- [Extracted data]:
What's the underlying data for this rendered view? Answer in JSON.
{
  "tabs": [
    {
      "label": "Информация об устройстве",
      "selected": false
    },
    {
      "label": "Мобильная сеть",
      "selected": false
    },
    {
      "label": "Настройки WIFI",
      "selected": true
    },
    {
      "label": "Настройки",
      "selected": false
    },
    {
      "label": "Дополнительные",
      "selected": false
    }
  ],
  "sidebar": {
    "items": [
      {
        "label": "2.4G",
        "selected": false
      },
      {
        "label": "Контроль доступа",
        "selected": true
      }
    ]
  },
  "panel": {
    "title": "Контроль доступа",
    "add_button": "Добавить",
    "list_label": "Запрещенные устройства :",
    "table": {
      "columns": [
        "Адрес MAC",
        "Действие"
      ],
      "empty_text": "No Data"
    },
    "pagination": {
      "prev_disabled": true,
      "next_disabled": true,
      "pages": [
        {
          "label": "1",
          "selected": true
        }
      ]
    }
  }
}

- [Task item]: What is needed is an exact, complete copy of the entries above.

- [Answer box]:
What's the underlying data for this rendered view? Answer in JSON.
{
  "tabs": [
    {
      "label": "Информация об устройстве",
      "selected": false
    },
    {
      "label": "Мобильная сеть",
      "selected": false
    },
    {
      "label": "Настройки WIFI",
      "selected": true
    },
    {
      "label": "Настройки",
      "selected": false
    },
    {
      "label": "Дополнительные",
      "selected": false
    }
  ],
  "sidebar": {
    "items": [
      {
        "label": "2.4G",
        "selected": false
      },
      {
        "label": "Контроль доступа",
        "selected": true
      }
    ]
  },
  "panel": {
    "title": "Контроль доступа",
    "add_button": "Добавить",
    "list_label": "Запрещенные устройства :",
    "table": {
      "columns": [
        "Адрес MAC",
        "Действие"
      ],
      "empty_text": "No Data"
    },
    "pagination": {
      "prev_disabled": true,
      "next_disabled": true,
      "pages": [
        {
          "label": "1",
          "selected": true
        }
      ]
    }
  }
}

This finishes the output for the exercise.